Dataset rows for apps and sites:
==================================================
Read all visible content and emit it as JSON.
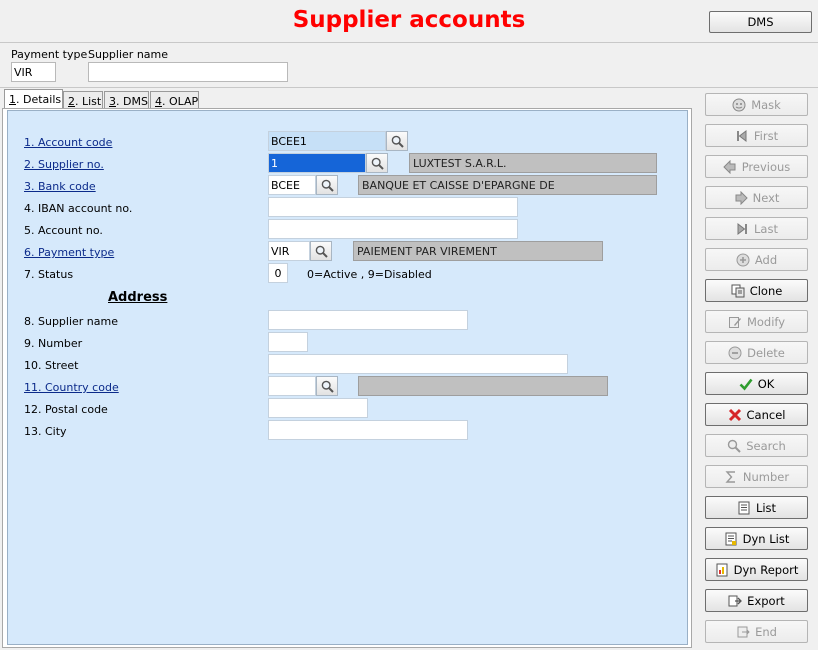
{
  "window": {
    "title": "Supplier accounts",
    "dms_button": "DMS"
  },
  "filter": {
    "payment_type_label": "Payment type",
    "payment_type_value": "VIR",
    "supplier_name_label": "Supplier name",
    "supplier_name_value": ""
  },
  "tabs": [
    {
      "key": "1",
      "label": ". Details",
      "selected": true
    },
    {
      "key": "2",
      "label": ". List",
      "selected": false
    },
    {
      "key": "3",
      "label": ". DMS",
      "selected": false
    },
    {
      "key": "4",
      "label": ". OLAP",
      "selected": false
    }
  ],
  "form": {
    "account_code": {
      "label": "1. Account code",
      "value": "BCEE1"
    },
    "supplier_no": {
      "label": "2. Supplier no.",
      "value": "1",
      "description": "LUXTEST S.A.R.L."
    },
    "bank_code": {
      "label": "3. Bank code",
      "value": "BCEE",
      "description": "BANQUE ET CAISSE D'EPARGNE DE"
    },
    "iban": {
      "label": "4. IBAN account no.",
      "value": ""
    },
    "account_no": {
      "label": "5. Account no.",
      "value": ""
    },
    "payment_type": {
      "label": "6. Payment type",
      "value": "VIR",
      "description": "PAIEMENT PAR VIREMENT"
    },
    "status": {
      "label": "7. Status",
      "value": "0",
      "hint": "0=Active , 9=Disabled"
    },
    "address_heading": "Address",
    "supplier_name": {
      "label": "8. Supplier name",
      "value": ""
    },
    "number": {
      "label": "9. Number",
      "value": ""
    },
    "street": {
      "label": "10. Street",
      "value": ""
    },
    "country_code": {
      "label": "11. Country code",
      "value": "",
      "description": ""
    },
    "postal_code": {
      "label": "12. Postal code",
      "value": ""
    },
    "city": {
      "label": "13. City",
      "value": ""
    }
  },
  "actions": [
    {
      "label": "Mask",
      "icon": "mask-icon",
      "enabled": false
    },
    {
      "label": "First",
      "icon": "first-icon",
      "enabled": false
    },
    {
      "label": "Previous",
      "icon": "previous-icon",
      "enabled": false
    },
    {
      "label": "Next",
      "icon": "next-icon",
      "enabled": false
    },
    {
      "label": "Last",
      "icon": "last-icon",
      "enabled": false
    },
    {
      "label": "Add",
      "icon": "add-icon",
      "enabled": false
    },
    {
      "label": "Clone",
      "icon": "clone-icon",
      "enabled": true
    },
    {
      "label": "Modify",
      "icon": "modify-icon",
      "enabled": false
    },
    {
      "label": "Delete",
      "icon": "delete-icon",
      "enabled": false
    },
    {
      "label": "OK",
      "icon": "check-icon",
      "enabled": true
    },
    {
      "label": "Cancel",
      "icon": "cancel-icon",
      "enabled": true
    },
    {
      "label": "Search",
      "icon": "search-icon",
      "enabled": false
    },
    {
      "label": "Number",
      "icon": "sigma-icon",
      "enabled": false
    },
    {
      "label": "List",
      "icon": "list-icon",
      "enabled": true
    },
    {
      "label": "Dyn List",
      "icon": "dyn-list-icon",
      "enabled": true
    },
    {
      "label": "Dyn Report",
      "icon": "report-icon",
      "enabled": true
    },
    {
      "label": "Export",
      "icon": "export-icon",
      "enabled": true
    },
    {
      "label": "End",
      "icon": "end-icon",
      "enabled": false
    }
  ],
  "colors": {
    "title": "#ff0000",
    "panel": "#d6e9fb",
    "link": "#0b2a8a",
    "ok_icon": "#2e9d2e",
    "cancel_icon": "#d6262a"
  }
}
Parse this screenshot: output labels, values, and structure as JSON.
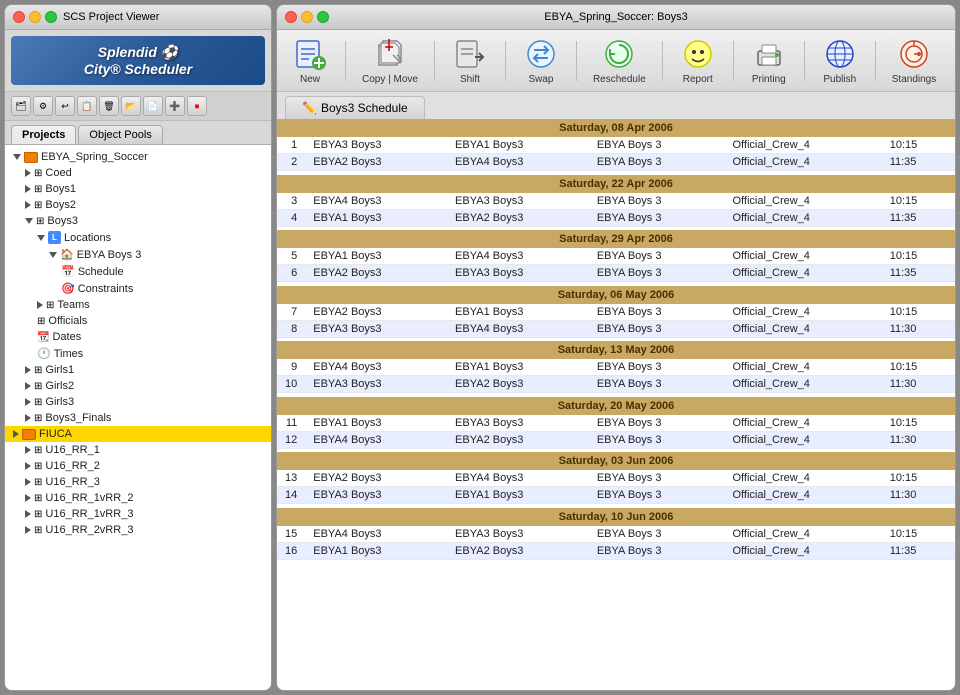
{
  "leftPanel": {
    "title": "SCS Project Viewer",
    "appName": "Splendid",
    "appName2": "City® Scheduler",
    "tabs": [
      "Projects",
      "Object Pools"
    ],
    "activeTab": "Projects",
    "tree": [
      {
        "id": "ebya",
        "label": "EBYA_Spring_Soccer",
        "indent": 1,
        "type": "folder-orange",
        "expanded": true,
        "triangle": "down"
      },
      {
        "id": "coed",
        "label": "Coed",
        "indent": 2,
        "type": "grid",
        "triangle": "right"
      },
      {
        "id": "boys1",
        "label": "Boys1",
        "indent": 2,
        "type": "grid",
        "triangle": "right"
      },
      {
        "id": "boys2",
        "label": "Boys2",
        "indent": 2,
        "type": "grid",
        "triangle": "right"
      },
      {
        "id": "boys3",
        "label": "Boys3",
        "indent": 2,
        "type": "grid",
        "triangle": "down",
        "expanded": true
      },
      {
        "id": "locations",
        "label": "Locations",
        "indent": 3,
        "type": "loc",
        "triangle": "down",
        "expanded": true
      },
      {
        "id": "ebya-boys3",
        "label": "EBYA Boys 3",
        "indent": 4,
        "type": "house",
        "triangle": "down",
        "expanded": true
      },
      {
        "id": "schedule",
        "label": "Schedule",
        "indent": 5,
        "type": "cal"
      },
      {
        "id": "constraints",
        "label": "Constraints",
        "indent": 5,
        "type": "dart"
      },
      {
        "id": "teams",
        "label": "Teams",
        "indent": 3,
        "type": "grid",
        "triangle": "right"
      },
      {
        "id": "officials",
        "label": "Officials",
        "indent": 3,
        "type": "grid"
      },
      {
        "id": "dates",
        "label": "Dates",
        "indent": 3,
        "type": "cal2"
      },
      {
        "id": "times",
        "label": "Times",
        "indent": 3,
        "type": "clock"
      },
      {
        "id": "girls1",
        "label": "Girls1",
        "indent": 2,
        "type": "grid",
        "triangle": "right"
      },
      {
        "id": "girls2",
        "label": "Girls2",
        "indent": 2,
        "type": "grid",
        "triangle": "right"
      },
      {
        "id": "girls3",
        "label": "Girls3",
        "indent": 2,
        "type": "grid",
        "triangle": "right"
      },
      {
        "id": "boys3f",
        "label": "Boys3_Finals",
        "indent": 2,
        "type": "grid",
        "triangle": "right"
      },
      {
        "id": "fiuca",
        "label": "FIUCA",
        "indent": 1,
        "type": "folder-orange",
        "triangle": "right",
        "selected": true
      },
      {
        "id": "u16rr1",
        "label": "U16_RR_1",
        "indent": 2,
        "type": "grid",
        "triangle": "right"
      },
      {
        "id": "u16rr2",
        "label": "U16_RR_2",
        "indent": 2,
        "type": "grid",
        "triangle": "right"
      },
      {
        "id": "u16rr3",
        "label": "U16_RR_3",
        "indent": 2,
        "type": "grid",
        "triangle": "right"
      },
      {
        "id": "u16rr1vrr2",
        "label": "U16_RR_1vRR_2",
        "indent": 2,
        "type": "grid",
        "triangle": "right"
      },
      {
        "id": "u16rr1vrr3",
        "label": "U16_RR_1vRR_3",
        "indent": 2,
        "type": "grid",
        "triangle": "right"
      },
      {
        "id": "u16rr2vrr3",
        "label": "U16_RR_2vRR_3",
        "indent": 2,
        "type": "grid",
        "triangle": "right"
      }
    ]
  },
  "rightPanel": {
    "title": "EBYA_Spring_Soccer: Boys3",
    "toolbar": [
      {
        "id": "new",
        "label": "New",
        "icon": "📋"
      },
      {
        "id": "copy",
        "label": "Copy | Move",
        "icon": "✂️"
      },
      {
        "id": "shift",
        "label": "Shift",
        "icon": "🔧"
      },
      {
        "id": "swap",
        "label": "Swap",
        "icon": "🔄"
      },
      {
        "id": "reschedule",
        "label": "Reschedule",
        "icon": "🔃"
      },
      {
        "id": "report",
        "label": "Report",
        "icon": "😊"
      },
      {
        "id": "printing",
        "label": "Printing",
        "icon": "🖨️"
      },
      {
        "id": "publish",
        "label": "Publish",
        "icon": "🌐"
      },
      {
        "id": "standings",
        "label": "Standings",
        "icon": "🔍"
      }
    ],
    "scheduleTab": "Boys3 Schedule",
    "dateGroups": [
      {
        "date": "Saturday, 08 Apr 2006",
        "games": [
          {
            "num": "1",
            "home": "EBYA3 Boys3",
            "away": "EBYA1 Boys3",
            "location": "EBYA Boys 3",
            "crew": "Official_Crew_4",
            "time": "10:15"
          },
          {
            "num": "2",
            "home": "EBYA2 Boys3",
            "away": "EBYA4 Boys3",
            "location": "EBYA Boys 3",
            "crew": "Official_Crew_4",
            "time": "11:35"
          }
        ]
      },
      {
        "date": "Saturday, 22 Apr 2006",
        "games": [
          {
            "num": "3",
            "home": "EBYA4 Boys3",
            "away": "EBYA3 Boys3",
            "location": "EBYA Boys 3",
            "crew": "Official_Crew_4",
            "time": "10:15"
          },
          {
            "num": "4",
            "home": "EBYA1 Boys3",
            "away": "EBYA2 Boys3",
            "location": "EBYA Boys 3",
            "crew": "Official_Crew_4",
            "time": "11:35"
          }
        ]
      },
      {
        "date": "Saturday, 29 Apr 2006",
        "games": [
          {
            "num": "5",
            "home": "EBYA1 Boys3",
            "away": "EBYA4 Boys3",
            "location": "EBYA Boys 3",
            "crew": "Official_Crew_4",
            "time": "10:15"
          },
          {
            "num": "6",
            "home": "EBYA2 Boys3",
            "away": "EBYA3 Boys3",
            "location": "EBYA Boys 3",
            "crew": "Official_Crew_4",
            "time": "11:35"
          }
        ]
      },
      {
        "date": "Saturday, 06 May 2006",
        "games": [
          {
            "num": "7",
            "home": "EBYA2 Boys3",
            "away": "EBYA1 Boys3",
            "location": "EBYA Boys 3",
            "crew": "Official_Crew_4",
            "time": "10:15"
          },
          {
            "num": "8",
            "home": "EBYA3 Boys3",
            "away": "EBYA4 Boys3",
            "location": "EBYA Boys 3",
            "crew": "Official_Crew_4",
            "time": "11:30"
          }
        ]
      },
      {
        "date": "Saturday, 13 May 2006",
        "games": [
          {
            "num": "9",
            "home": "EBYA4 Boys3",
            "away": "EBYA1 Boys3",
            "location": "EBYA Boys 3",
            "crew": "Official_Crew_4",
            "time": "10:15"
          },
          {
            "num": "10",
            "home": "EBYA3 Boys3",
            "away": "EBYA2 Boys3",
            "location": "EBYA Boys 3",
            "crew": "Official_Crew_4",
            "time": "11:30"
          }
        ]
      },
      {
        "date": "Saturday, 20 May 2006",
        "games": [
          {
            "num": "11",
            "home": "EBYA1 Boys3",
            "away": "EBYA3 Boys3",
            "location": "EBYA Boys 3",
            "crew": "Official_Crew_4",
            "time": "10:15"
          },
          {
            "num": "12",
            "home": "EBYA4 Boys3",
            "away": "EBYA2 Boys3",
            "location": "EBYA Boys 3",
            "crew": "Official_Crew_4",
            "time": "11:30"
          }
        ]
      },
      {
        "date": "Saturday, 03 Jun 2006",
        "games": [
          {
            "num": "13",
            "home": "EBYA2 Boys3",
            "away": "EBYA4 Boys3",
            "location": "EBYA Boys 3",
            "crew": "Official_Crew_4",
            "time": "10:15"
          },
          {
            "num": "14",
            "home": "EBYA3 Boys3",
            "away": "EBYA1 Boys3",
            "location": "EBYA Boys 3",
            "crew": "Official_Crew_4",
            "time": "11:30"
          }
        ]
      },
      {
        "date": "Saturday, 10 Jun 2006",
        "games": [
          {
            "num": "15",
            "home": "EBYA4 Boys3",
            "away": "EBYA3 Boys3",
            "location": "EBYA Boys 3",
            "crew": "Official_Crew_4",
            "time": "10:15"
          },
          {
            "num": "16",
            "home": "EBYA1 Boys3",
            "away": "EBYA2 Boys3",
            "location": "EBYA Boys 3",
            "crew": "Official_Crew_4",
            "time": "11:35"
          }
        ]
      }
    ]
  }
}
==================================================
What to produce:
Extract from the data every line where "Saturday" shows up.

Task response:
        "date": "Saturday, 08 Apr 2006",
        "date": "Saturday, 22 Apr 2006",
        "date": "Saturday, 29 Apr 2006",
        "date": "Saturday, 06 May 2006",
        "date": "Saturday, 13 May 2006",
        "date": "Saturday, 20 May 2006",
        "date": "Saturday, 03 Jun 2006",
        "date": "Saturday, 10 Jun 2006",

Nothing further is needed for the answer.